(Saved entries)
● ● ● ● ●
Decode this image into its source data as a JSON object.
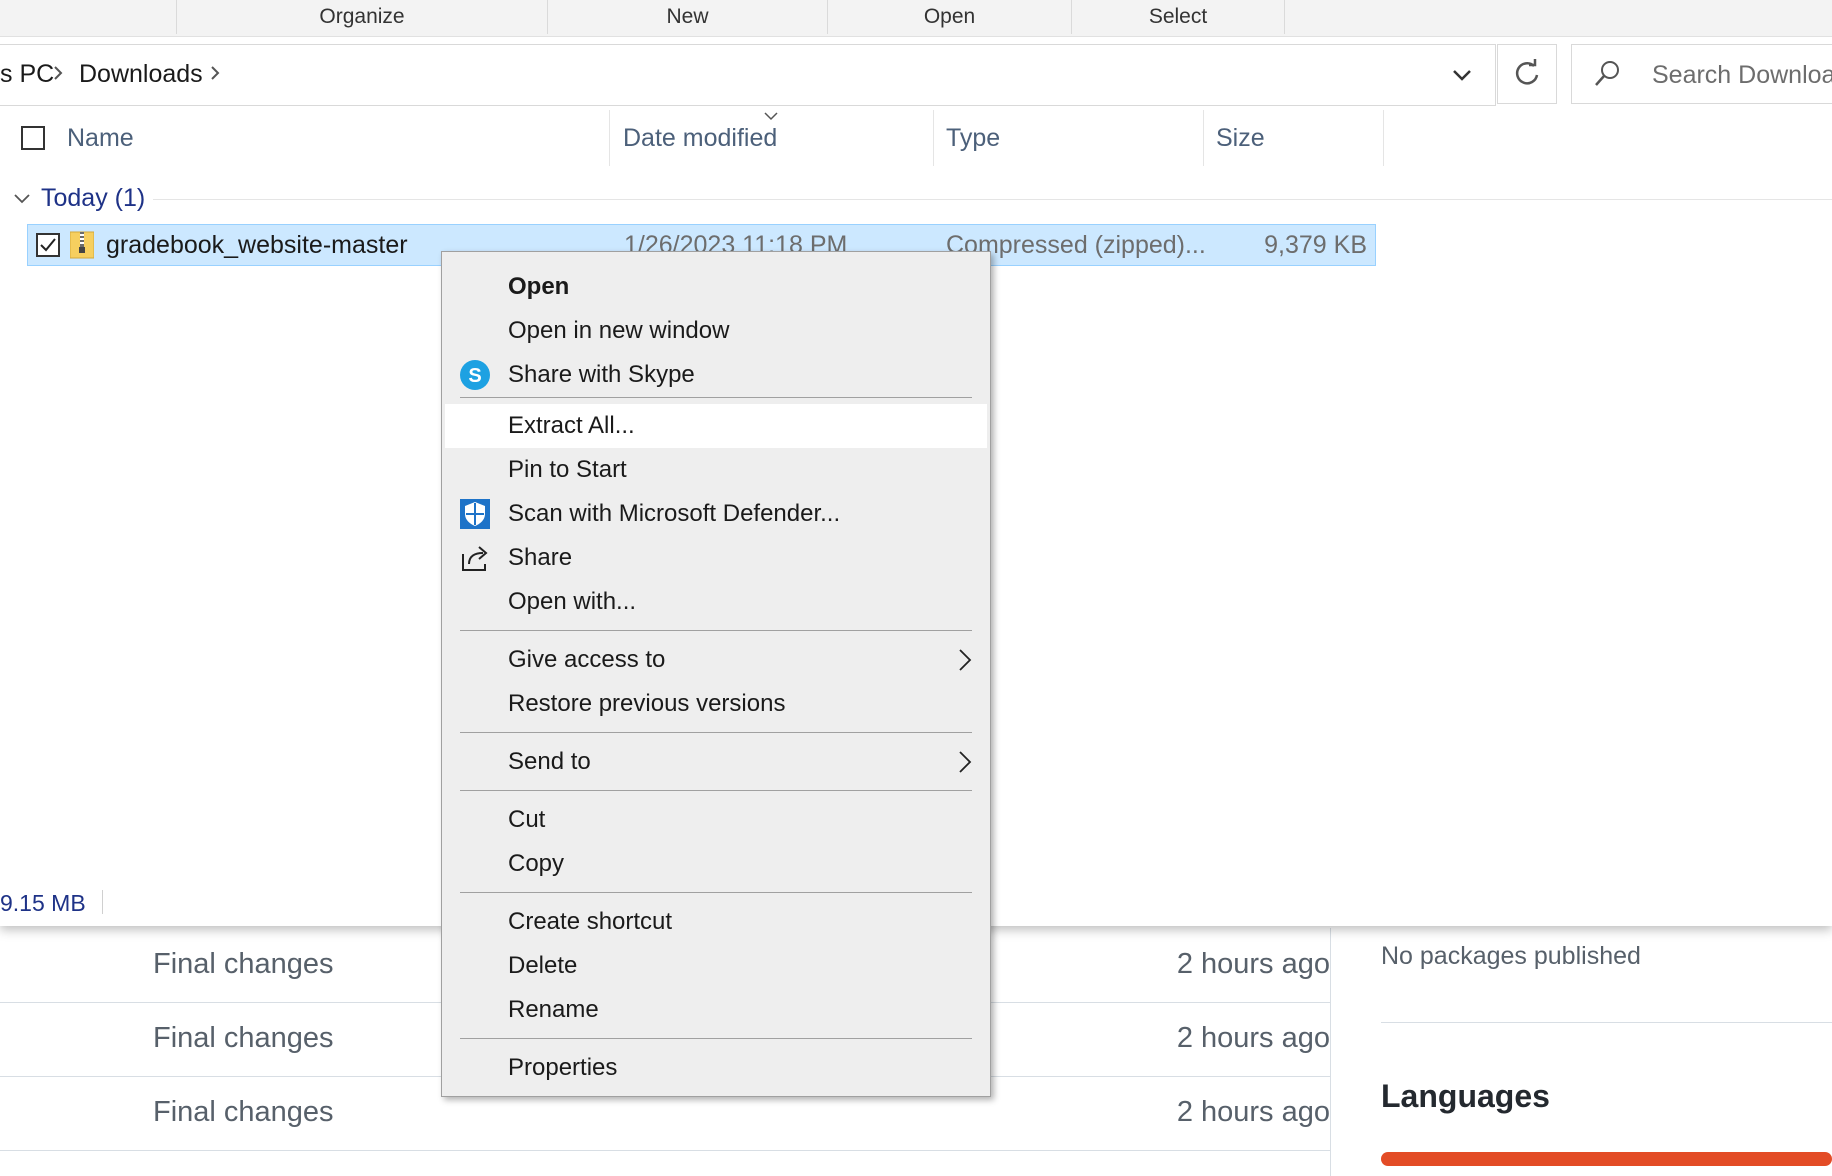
{
  "ribbon": {
    "groups": [
      "Organize",
      "New",
      "Open",
      "Select"
    ]
  },
  "address": {
    "crumbs": [
      "s PC",
      "Downloads"
    ],
    "search_placeholder": "Search Downloads"
  },
  "columns": {
    "name": "Name",
    "date_modified": "Date modified",
    "type": "Type",
    "size": "Size"
  },
  "group": {
    "label": "Today (1)"
  },
  "file": {
    "name": "gradebook_website-master",
    "date": "1/26/2023 11:18 PM",
    "type": "Compressed (zipped)...",
    "size": "9,379 KB",
    "selected": true
  },
  "status": {
    "selected_size": "9.15 MB"
  },
  "context_menu": {
    "items": [
      {
        "label": "Open",
        "bold": true
      },
      {
        "label": "Open in new window"
      },
      {
        "label": "Share with Skype",
        "icon": "skype-icon"
      },
      {
        "label": "Extract All...",
        "hover": true
      },
      {
        "label": "Pin to Start"
      },
      {
        "label": "Scan with Microsoft Defender...",
        "icon": "defender-shield-icon"
      },
      {
        "label": "Share",
        "icon": "share-icon"
      },
      {
        "label": "Open with..."
      },
      {
        "label": "Give access to",
        "submenu": true
      },
      {
        "label": "Restore previous versions"
      },
      {
        "label": "Send to",
        "submenu": true
      },
      {
        "label": "Cut"
      },
      {
        "label": "Copy"
      },
      {
        "label": "Create shortcut"
      },
      {
        "label": "Delete"
      },
      {
        "label": "Rename"
      },
      {
        "label": "Properties"
      }
    ]
  },
  "background_page": {
    "commits": [
      {
        "message": "Final changes",
        "time": "2 hours ago"
      },
      {
        "message": "Final changes",
        "time": "2 hours ago"
      },
      {
        "message": "Final changes",
        "time": "2 hours ago"
      }
    ],
    "no_packages": "No packages published",
    "languages_title": "Languages"
  },
  "colors": {
    "selection_bg": "#cce8ff",
    "menu_bg": "#eeeeee",
    "language_bar": "#e34c26",
    "group_label": "#1e3287"
  }
}
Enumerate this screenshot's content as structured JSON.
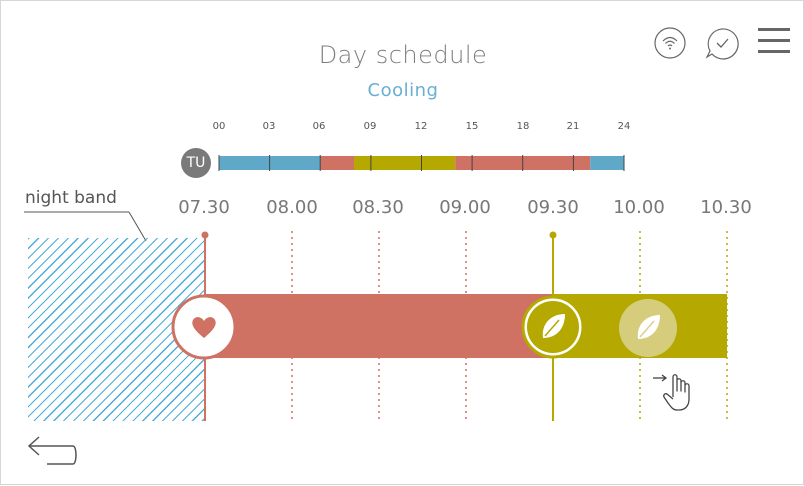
{
  "header": {
    "title": "Day schedule",
    "subtitle": "Cooling"
  },
  "status_icons": {
    "wifi": "wifi-icon",
    "check": "chat-check-icon",
    "menu": "hamburger-menu-icon"
  },
  "day_bar": {
    "day": "TU",
    "hours": [
      "00",
      "03",
      "06",
      "09",
      "12",
      "15",
      "18",
      "21",
      "24"
    ],
    "segments": [
      {
        "from": 0,
        "to": 6,
        "mode": "night"
      },
      {
        "from": 6,
        "to": 8,
        "mode": "comfort"
      },
      {
        "from": 8,
        "to": 14,
        "mode": "eco"
      },
      {
        "from": 14,
        "to": 22,
        "mode": "comfort"
      },
      {
        "from": 22,
        "to": 24,
        "mode": "night"
      }
    ]
  },
  "timeline": {
    "times": [
      "07.30",
      "08.00",
      "08.30",
      "09.00",
      "09.30",
      "10.00",
      "10.30"
    ],
    "night_band_label": "night band",
    "comfort_icon": "heart-icon",
    "eco_icon": "leaf-icon",
    "drag_hint_icon": "drag-hand-icon",
    "comfort_from": "07.30",
    "eco_from": "09.30",
    "eco_preview_from": "10.00"
  },
  "colors": {
    "night": "#5fa8c8",
    "comfort": "#cf7163",
    "eco": "#b5a800",
    "text_gray": "#7d7d7d",
    "accent_blue": "#6aaed3"
  },
  "navigation": {
    "back_icon": "back-arrow-icon"
  }
}
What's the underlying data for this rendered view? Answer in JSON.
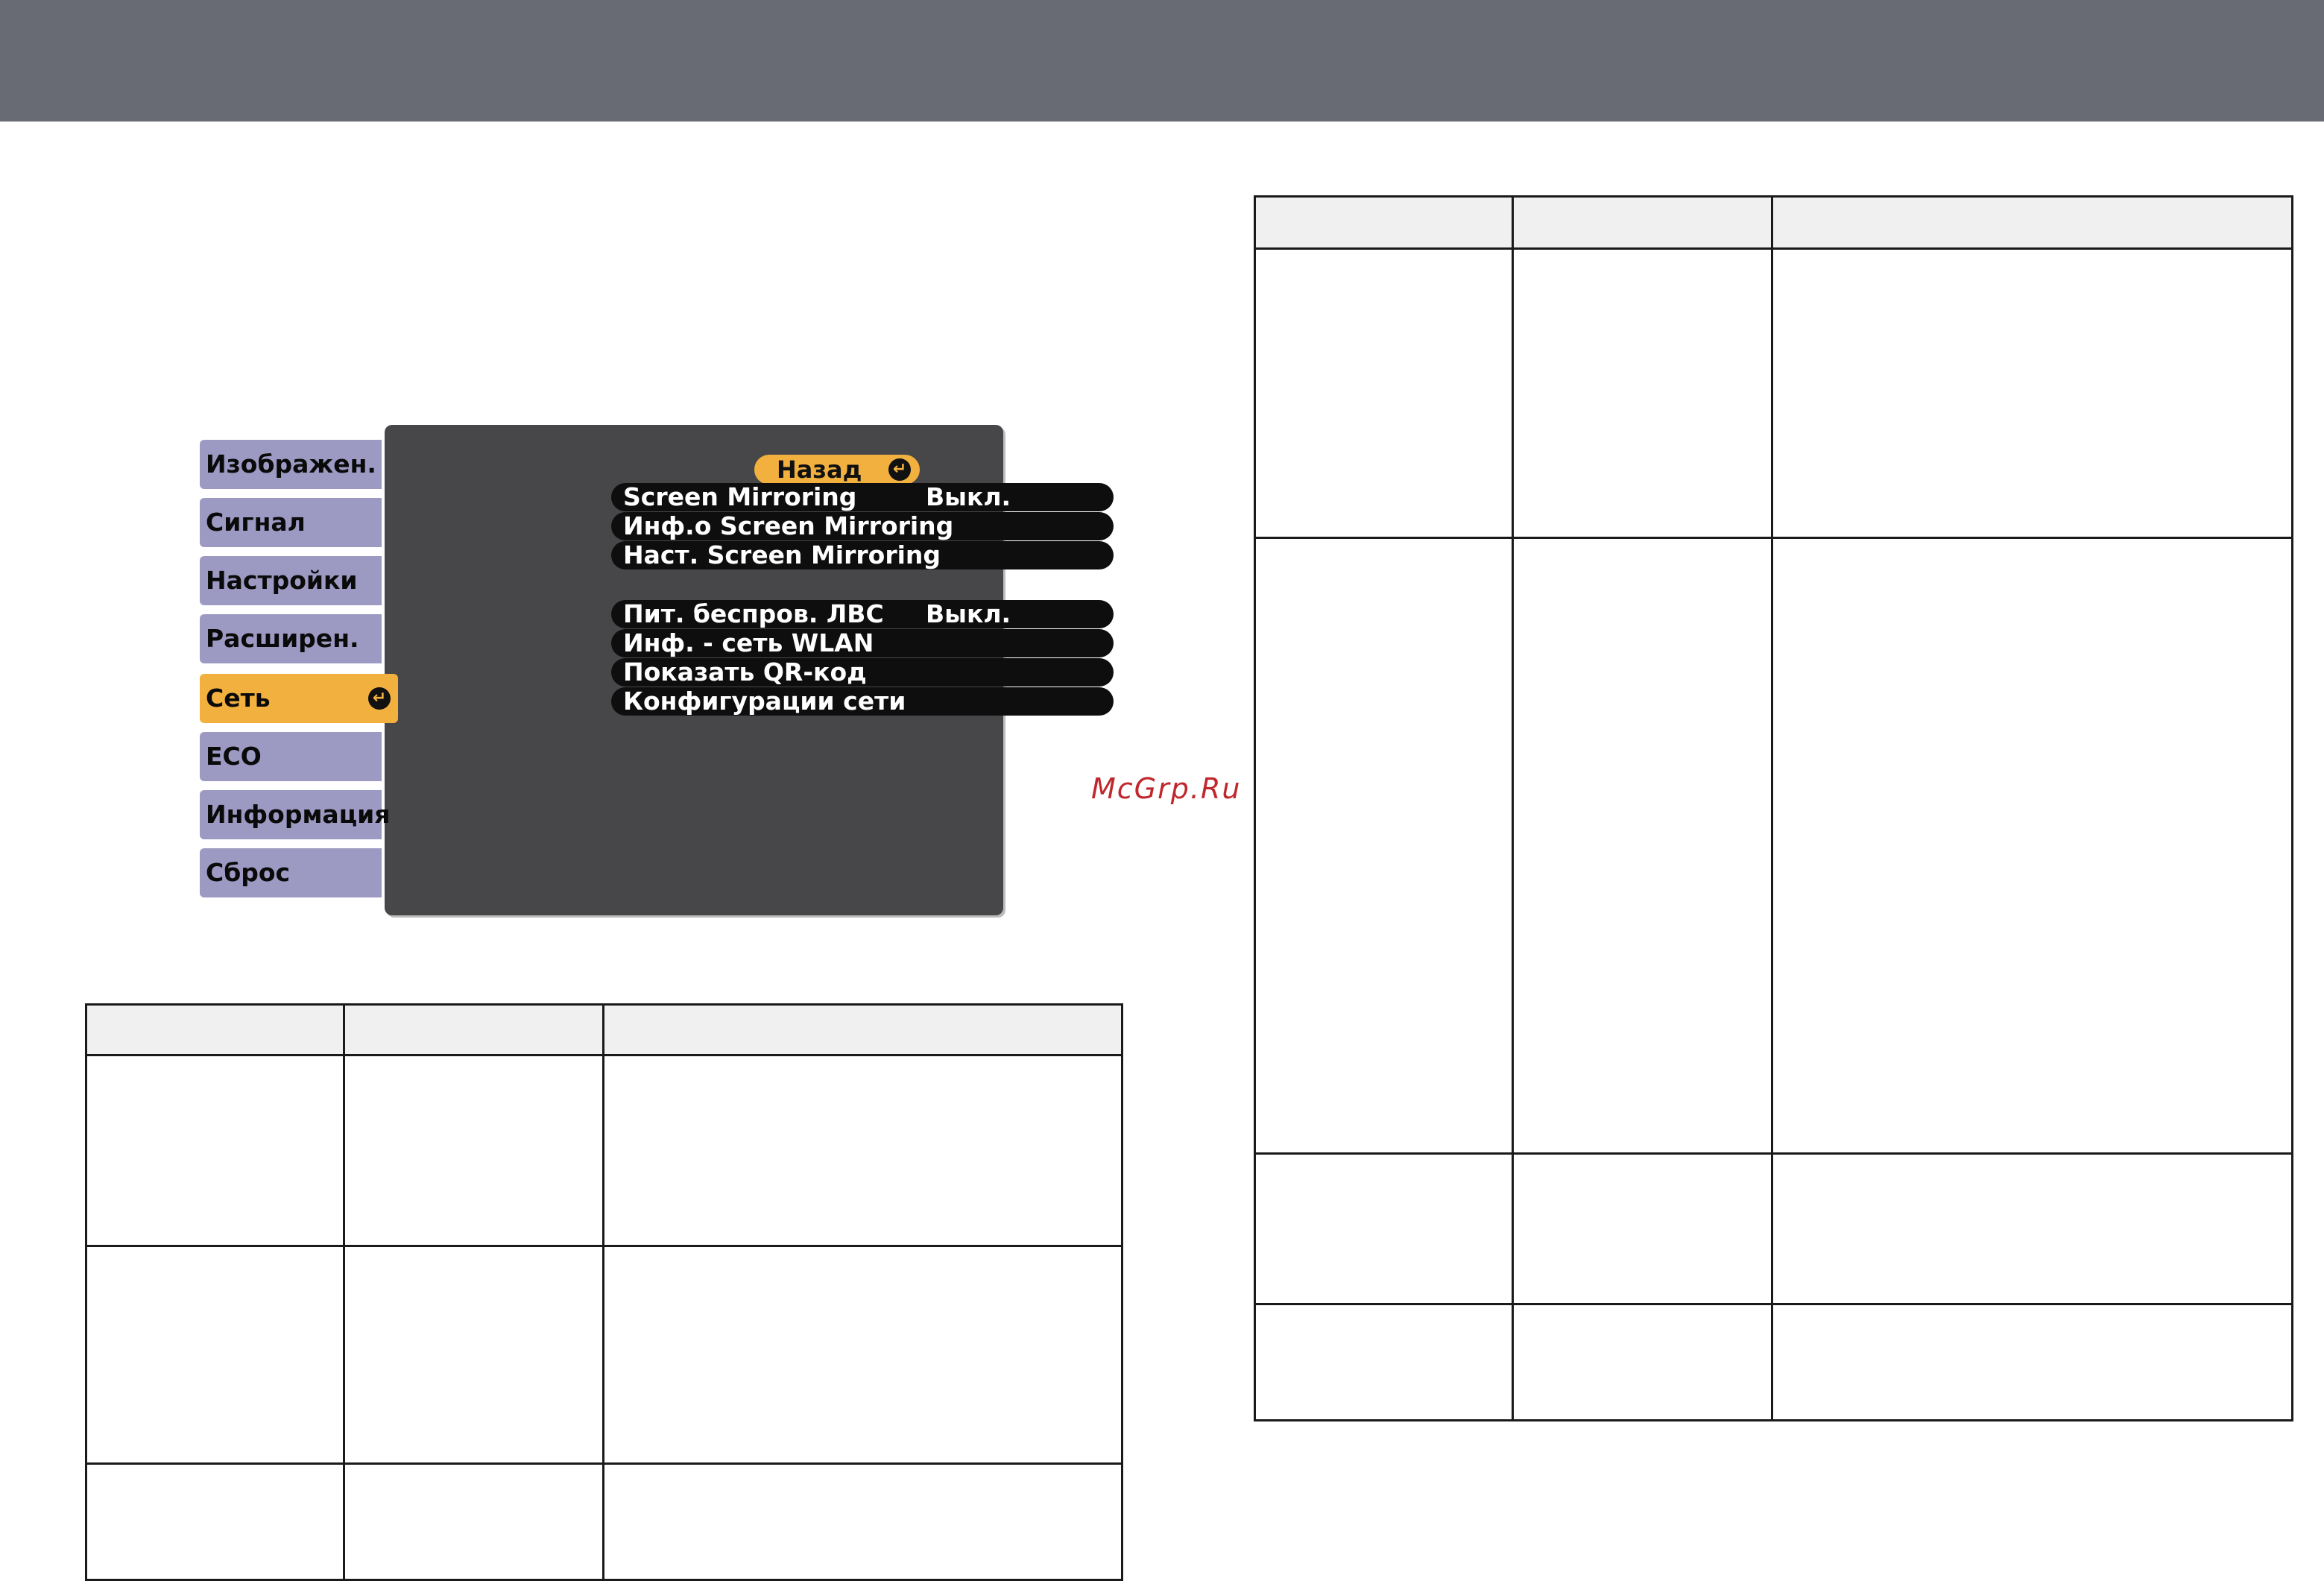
{
  "osd_menu": {
    "sidebar": [
      {
        "label": "Изображен.",
        "active": false
      },
      {
        "label": "Сигнал",
        "active": false
      },
      {
        "label": "Настройки",
        "active": false
      },
      {
        "label": "Расширен.",
        "active": false
      },
      {
        "label": "Сеть",
        "active": true
      },
      {
        "label": "ECO",
        "active": false
      },
      {
        "label": "Информация",
        "active": false
      },
      {
        "label": "Сброс",
        "active": false
      }
    ],
    "back_label": "Назад",
    "enter_icon_glyph": "↵",
    "rows": [
      {
        "label": "Screen Mirroring",
        "value": "Выкл."
      },
      {
        "label": "Инф.о Screen Mirroring",
        "value": ""
      },
      {
        "label": "Наст. Screen Mirroring",
        "value": ""
      },
      {
        "label": "Пит. беспров. ЛВС",
        "value": "Выкл."
      },
      {
        "label": "Инф. - сеть WLAN",
        "value": ""
      },
      {
        "label": "Показать QR-код",
        "value": ""
      },
      {
        "label": "Конфигурации сети",
        "value": ""
      }
    ],
    "colors": {
      "sidebar": "#9c99c2",
      "active": "#f2b13f",
      "panel": "#474749",
      "row": "#0e0e0e"
    }
  },
  "watermark": "McGrp.Ru",
  "colors": {
    "topbar": "#686b74",
    "watermark": "#c0272d"
  }
}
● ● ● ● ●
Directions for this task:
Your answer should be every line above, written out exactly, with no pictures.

Answer section:
Decode this image into its source data as a JSON object.
{
  "ribbon": {
    "groups": [
      "Organize",
      "New",
      "Open",
      "Select"
    ]
  },
  "address": {
    "crumbs": [
      "s PC",
      "Downloads"
    ],
    "search_placeholder": "Search Downloads"
  },
  "columns": {
    "name": "Name",
    "date_modified": "Date modified",
    "type": "Type",
    "size": "Size"
  },
  "group": {
    "label": "Today (1)"
  },
  "file": {
    "name": "gradebook_website-master",
    "date": "1/26/2023 11:18 PM",
    "type": "Compressed (zipped)...",
    "size": "9,379 KB",
    "selected": true
  },
  "status": {
    "selected_size": "9.15 MB"
  },
  "context_menu": {
    "items": [
      {
        "label": "Open",
        "bold": true
      },
      {
        "label": "Open in new window"
      },
      {
        "label": "Share with Skype",
        "icon": "skype-icon"
      },
      {
        "label": "Extract All...",
        "hover": true
      },
      {
        "label": "Pin to Start"
      },
      {
        "label": "Scan with Microsoft Defender...",
        "icon": "defender-shield-icon"
      },
      {
        "label": "Share",
        "icon": "share-icon"
      },
      {
        "label": "Open with..."
      },
      {
        "label": "Give access to",
        "submenu": true
      },
      {
        "label": "Restore previous versions"
      },
      {
        "label": "Send to",
        "submenu": true
      },
      {
        "label": "Cut"
      },
      {
        "label": "Copy"
      },
      {
        "label": "Create shortcut"
      },
      {
        "label": "Delete"
      },
      {
        "label": "Rename"
      },
      {
        "label": "Properties"
      }
    ]
  },
  "background_page": {
    "commits": [
      {
        "message": "Final changes",
        "time": "2 hours ago"
      },
      {
        "message": "Final changes",
        "time": "2 hours ago"
      },
      {
        "message": "Final changes",
        "time": "2 hours ago"
      }
    ],
    "no_packages": "No packages published",
    "languages_title": "Languages"
  },
  "colors": {
    "selection_bg": "#cce8ff",
    "menu_bg": "#eeeeee",
    "language_bar": "#e34c26",
    "group_label": "#1e3287"
  }
}
Enumerate this screenshot's content as structured JSON.
{
  "header": {
    "title": "Day schedule",
    "subtitle": "Cooling"
  },
  "status_icons": {
    "wifi": "wifi-icon",
    "check": "chat-check-icon",
    "menu": "hamburger-menu-icon"
  },
  "day_bar": {
    "day": "TU",
    "hours": [
      "00",
      "03",
      "06",
      "09",
      "12",
      "15",
      "18",
      "21",
      "24"
    ],
    "segments": [
      {
        "from": 0,
        "to": 6,
        "mode": "night"
      },
      {
        "from": 6,
        "to": 8,
        "mode": "comfort"
      },
      {
        "from": 8,
        "to": 14,
        "mode": "eco"
      },
      {
        "from": 14,
        "to": 22,
        "mode": "comfort"
      },
      {
        "from": 22,
        "to": 24,
        "mode": "night"
      }
    ]
  },
  "timeline": {
    "times": [
      "07.30",
      "08.00",
      "08.30",
      "09.00",
      "09.30",
      "10.00",
      "10.30"
    ],
    "night_band_label": "night band",
    "comfort_icon": "heart-icon",
    "eco_icon": "leaf-icon",
    "drag_hint_icon": "drag-hand-icon",
    "comfort_from": "07.30",
    "eco_from": "09.30",
    "eco_preview_from": "10.00"
  },
  "colors": {
    "night": "#5fa8c8",
    "comfort": "#cf7163",
    "eco": "#b5a800",
    "text_gray": "#7d7d7d",
    "accent_blue": "#6aaed3"
  },
  "navigation": {
    "back_icon": "back-arrow-icon"
  }
}
What's the underlying data for this rendered view? Answer in JSON.
{
  "osd_menu": {
    "sidebar": [
      {
        "label": "Изображен.",
        "active": false
      },
      {
        "label": "Сигнал",
        "active": false
      },
      {
        "label": "Настройки",
        "active": false
      },
      {
        "label": "Расширен.",
        "active": false
      },
      {
        "label": "Сеть",
        "active": true
      },
      {
        "label": "ECO",
        "active": false
      },
      {
        "label": "Информация",
        "active": false
      },
      {
        "label": "Сброс",
        "active": false
      }
    ],
    "back_label": "Назад",
    "enter_icon_glyph": "↵",
    "rows": [
      {
        "label": "Screen Mirroring",
        "value": "Выкл."
      },
      {
        "label": "Инф.о Screen Mirroring",
        "value": ""
      },
      {
        "label": "Наст. Screen Mirroring",
        "value": ""
      },
      {
        "label": "Пит. беспров. ЛВС",
        "value": "Выкл."
      },
      {
        "label": "Инф. - сеть WLAN",
        "value": ""
      },
      {
        "label": "Показать QR-код",
        "value": ""
      },
      {
        "label": "Конфигурации сети",
        "value": ""
      }
    ],
    "colors": {
      "sidebar": "#9c99c2",
      "active": "#f2b13f",
      "panel": "#474749",
      "row": "#0e0e0e"
    }
  },
  "watermark": "McGrp.Ru",
  "colors": {
    "topbar": "#686b74",
    "watermark": "#c0272d"
  }
}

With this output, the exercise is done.